## [Prompt]
For the data below, tally how many lines contain "heading" and answer only with that tally.

Items from an interface collection:

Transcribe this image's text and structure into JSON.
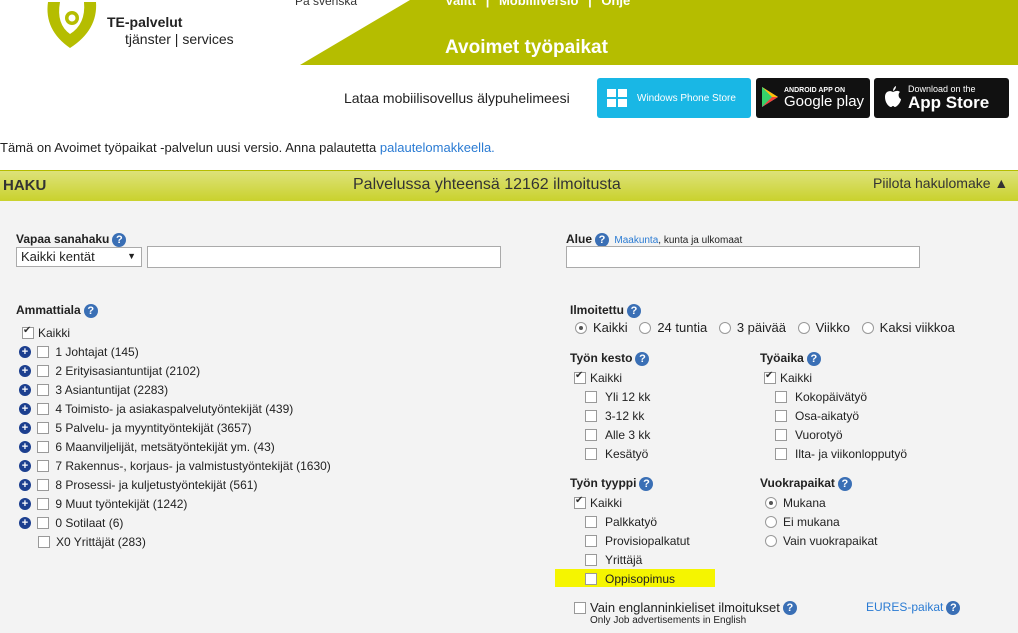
{
  "header": {
    "logo_line1": "TE-palvelut",
    "logo_line2": "tjänster | services",
    "lang_link": "På svenska",
    "top_links": [
      "Valitt",
      "|",
      "Mobiiliversio",
      "|",
      "Ohje"
    ],
    "service_title": "Avoimet työpaikat",
    "mobile_text": "Lataa mobiilisovellus älypuhelimeesi",
    "store_windows": "Windows Phone Store",
    "store_google_top": "ANDROID APP ON",
    "store_google": "Google play",
    "store_apple_top": "Download on the",
    "store_apple": "App Store",
    "brand_color": "#b5bd00"
  },
  "notice": {
    "text": "Tämä on Avoimet työpaikat -palvelun uusi versio. Anna palautetta ",
    "link": "palautelomakkeella."
  },
  "haku": {
    "title": "HAKU",
    "count": "Palvelussa yhteensä 12162 ilmoitusta",
    "toggle": "Piilota hakulomake ▲"
  },
  "search": {
    "label": "Vapaa sanahaku",
    "select_value": "Kaikki kentät",
    "value": ""
  },
  "area": {
    "label": "Alue",
    "link": "Maakunta",
    "suffix": ", kunta ja ulkomaat",
    "value": ""
  },
  "occupation": {
    "label": "Ammattiala",
    "all": "Kaikki",
    "items": [
      "1 Johtajat (145)",
      "2 Erityisasiantuntijat (2102)",
      "3 Asiantuntijat (2283)",
      "4 Toimisto- ja asiakaspalvelutyöntekijät (439)",
      "5 Palvelu- ja myyntityöntekijät (3657)",
      "6 Maanviljelijät, metsätyöntekijät ym. (43)",
      "7 Rakennus-, korjaus- ja valmistustyöntekijät (1630)",
      "8 Prosessi- ja kuljetustyöntekijät (561)",
      "9 Muut työntekijät (1242)",
      "0 Sotilaat (6)",
      "X0 Yrittäjät (283)"
    ]
  },
  "published": {
    "label": "Ilmoitettu",
    "options": [
      "Kaikki",
      "24 tuntia",
      "3 päivää",
      "Viikko",
      "Kaksi viikkoa"
    ]
  },
  "duration": {
    "label": "Työn kesto",
    "all": "Kaikki",
    "items": [
      "Yli 12 kk",
      "3-12 kk",
      "Alle 3 kk",
      "Kesätyö"
    ]
  },
  "worktime": {
    "label": "Työaika",
    "all": "Kaikki",
    "items": [
      "Kokopäivätyö",
      "Osa-aikatyö",
      "Vuorotyö",
      "Ilta- ja viikonlopputyö"
    ]
  },
  "jobtype": {
    "label": "Työn tyyppi",
    "all": "Kaikki",
    "items": [
      "Palkkatyö",
      "Provisiopalkatut",
      "Yrittäjä",
      "Oppisopimus"
    ]
  },
  "rental": {
    "label": "Vuokrapaikat",
    "options": [
      "Mukana",
      "Ei mukana",
      "Vain vuokrapaikat"
    ]
  },
  "english": {
    "label": "Vain englanninkieliset ilmoitukset",
    "sub": "Only Job advertisements in English"
  },
  "eures": {
    "label": "EURES-paikat"
  },
  "help_glyph": "?"
}
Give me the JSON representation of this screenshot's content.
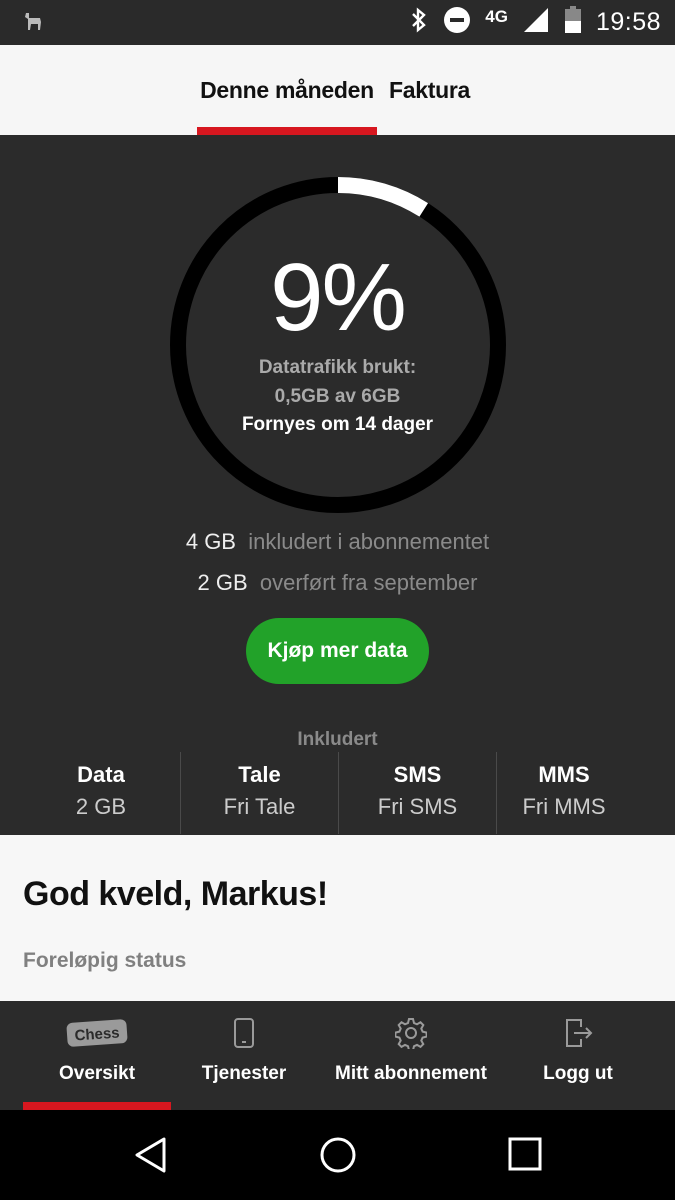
{
  "status_bar": {
    "network": "4G",
    "time": "19:58"
  },
  "tabs": [
    {
      "label": "Denne måneden",
      "active": true
    },
    {
      "label": "Faktura",
      "active": false
    }
  ],
  "usage": {
    "percent_text": "9%",
    "used_fraction": 0.09,
    "used_label": "Datatrafikk brukt:",
    "used_amount": "0,5GB av 6GB",
    "renews": "Fornyes om 14 dager",
    "allocations": [
      {
        "amount": "4 GB",
        "description": "inkludert i abonnementet"
      },
      {
        "amount": "2 GB",
        "description": "overført fra september"
      }
    ],
    "buy_button": "Kjøp mer data"
  },
  "included": {
    "title": "Inkludert",
    "columns": [
      {
        "heading": "Data",
        "value": "2 GB"
      },
      {
        "heading": "Tale",
        "value": "Fri Tale"
      },
      {
        "heading": "SMS",
        "value": "Fri SMS"
      },
      {
        "heading": "MMS",
        "value": "Fri MMS"
      }
    ]
  },
  "greeting": {
    "title": "God kveld, Markus!",
    "subtitle": "Foreløpig status"
  },
  "bottom_nav": [
    {
      "label": "Oversikt",
      "icon": "chess-logo-icon",
      "active": true
    },
    {
      "label": "Tjenester",
      "icon": "phone-icon",
      "active": false
    },
    {
      "label": "Mitt abonnement",
      "icon": "gear-icon",
      "active": false
    },
    {
      "label": "Logg ut",
      "icon": "logout-icon",
      "active": false
    }
  ],
  "colors": {
    "accent_red": "#d7171f",
    "buy_green": "#22a229",
    "panel_dark": "#2b2b2b"
  }
}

## [Exercise result]
4